WHAT IS REQUIRED ::
Output the number of lines in the entries below with the string "Downbeat" in them, and nothing further.

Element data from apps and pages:
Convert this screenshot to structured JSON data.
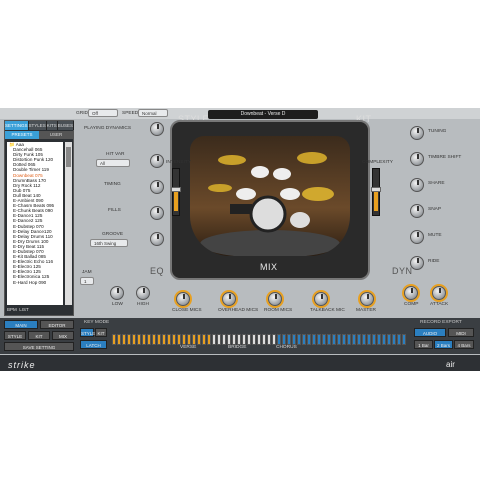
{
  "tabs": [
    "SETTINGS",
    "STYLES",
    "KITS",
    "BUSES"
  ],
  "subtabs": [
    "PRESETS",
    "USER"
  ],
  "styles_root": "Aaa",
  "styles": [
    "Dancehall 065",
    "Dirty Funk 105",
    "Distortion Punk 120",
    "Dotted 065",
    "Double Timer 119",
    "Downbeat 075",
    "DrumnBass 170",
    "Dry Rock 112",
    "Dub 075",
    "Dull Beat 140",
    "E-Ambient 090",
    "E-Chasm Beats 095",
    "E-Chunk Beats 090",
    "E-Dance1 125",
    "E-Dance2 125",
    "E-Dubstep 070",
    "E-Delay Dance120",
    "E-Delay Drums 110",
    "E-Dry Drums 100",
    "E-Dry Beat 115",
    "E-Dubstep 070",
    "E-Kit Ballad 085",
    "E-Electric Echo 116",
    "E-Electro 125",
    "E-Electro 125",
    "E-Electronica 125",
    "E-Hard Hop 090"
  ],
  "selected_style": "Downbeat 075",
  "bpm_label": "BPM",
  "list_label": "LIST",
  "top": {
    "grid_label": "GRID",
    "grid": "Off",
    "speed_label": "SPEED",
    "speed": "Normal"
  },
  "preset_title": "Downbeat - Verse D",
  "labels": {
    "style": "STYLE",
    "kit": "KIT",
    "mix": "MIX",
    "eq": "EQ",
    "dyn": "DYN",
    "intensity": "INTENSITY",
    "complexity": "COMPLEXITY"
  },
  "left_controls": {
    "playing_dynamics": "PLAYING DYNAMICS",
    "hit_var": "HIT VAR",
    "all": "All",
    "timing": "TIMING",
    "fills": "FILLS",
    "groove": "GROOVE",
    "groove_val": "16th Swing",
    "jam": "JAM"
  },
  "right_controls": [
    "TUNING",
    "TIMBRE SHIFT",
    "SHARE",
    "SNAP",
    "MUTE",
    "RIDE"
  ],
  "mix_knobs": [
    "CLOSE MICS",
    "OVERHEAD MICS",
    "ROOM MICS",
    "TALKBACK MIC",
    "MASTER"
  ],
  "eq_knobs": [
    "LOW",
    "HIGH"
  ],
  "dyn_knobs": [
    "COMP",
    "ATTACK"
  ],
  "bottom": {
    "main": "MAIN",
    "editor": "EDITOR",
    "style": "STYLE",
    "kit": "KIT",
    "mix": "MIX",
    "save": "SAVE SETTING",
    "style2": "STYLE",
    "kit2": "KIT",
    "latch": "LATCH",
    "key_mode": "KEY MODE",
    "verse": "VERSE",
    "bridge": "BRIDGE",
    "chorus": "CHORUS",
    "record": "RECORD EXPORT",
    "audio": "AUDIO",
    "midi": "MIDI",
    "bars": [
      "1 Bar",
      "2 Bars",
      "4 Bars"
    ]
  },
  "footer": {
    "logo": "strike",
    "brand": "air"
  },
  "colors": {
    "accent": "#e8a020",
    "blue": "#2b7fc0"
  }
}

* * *

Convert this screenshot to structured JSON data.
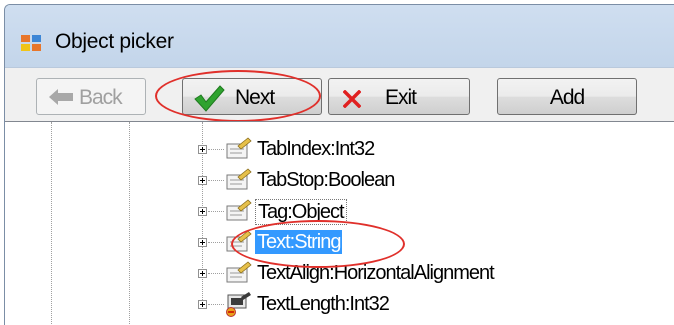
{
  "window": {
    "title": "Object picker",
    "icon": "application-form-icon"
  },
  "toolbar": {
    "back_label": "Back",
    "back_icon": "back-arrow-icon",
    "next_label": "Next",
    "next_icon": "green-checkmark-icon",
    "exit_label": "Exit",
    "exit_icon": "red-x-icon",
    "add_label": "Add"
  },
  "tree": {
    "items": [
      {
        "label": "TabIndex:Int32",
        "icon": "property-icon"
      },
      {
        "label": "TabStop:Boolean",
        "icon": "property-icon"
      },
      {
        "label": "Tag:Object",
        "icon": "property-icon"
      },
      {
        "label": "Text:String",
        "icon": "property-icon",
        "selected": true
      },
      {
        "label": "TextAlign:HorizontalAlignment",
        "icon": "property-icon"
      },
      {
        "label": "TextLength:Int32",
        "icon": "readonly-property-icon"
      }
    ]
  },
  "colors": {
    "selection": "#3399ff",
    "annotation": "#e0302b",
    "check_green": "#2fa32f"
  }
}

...

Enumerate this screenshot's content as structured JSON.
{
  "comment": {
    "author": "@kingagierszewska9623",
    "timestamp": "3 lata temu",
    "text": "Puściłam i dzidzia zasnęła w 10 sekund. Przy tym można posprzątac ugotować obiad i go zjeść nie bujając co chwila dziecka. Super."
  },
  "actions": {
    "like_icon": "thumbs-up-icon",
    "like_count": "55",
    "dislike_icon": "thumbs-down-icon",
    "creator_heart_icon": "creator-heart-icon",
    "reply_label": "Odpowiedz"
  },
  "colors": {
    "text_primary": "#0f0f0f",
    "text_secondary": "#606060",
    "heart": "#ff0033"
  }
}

FINISHED EXERCISE ::
3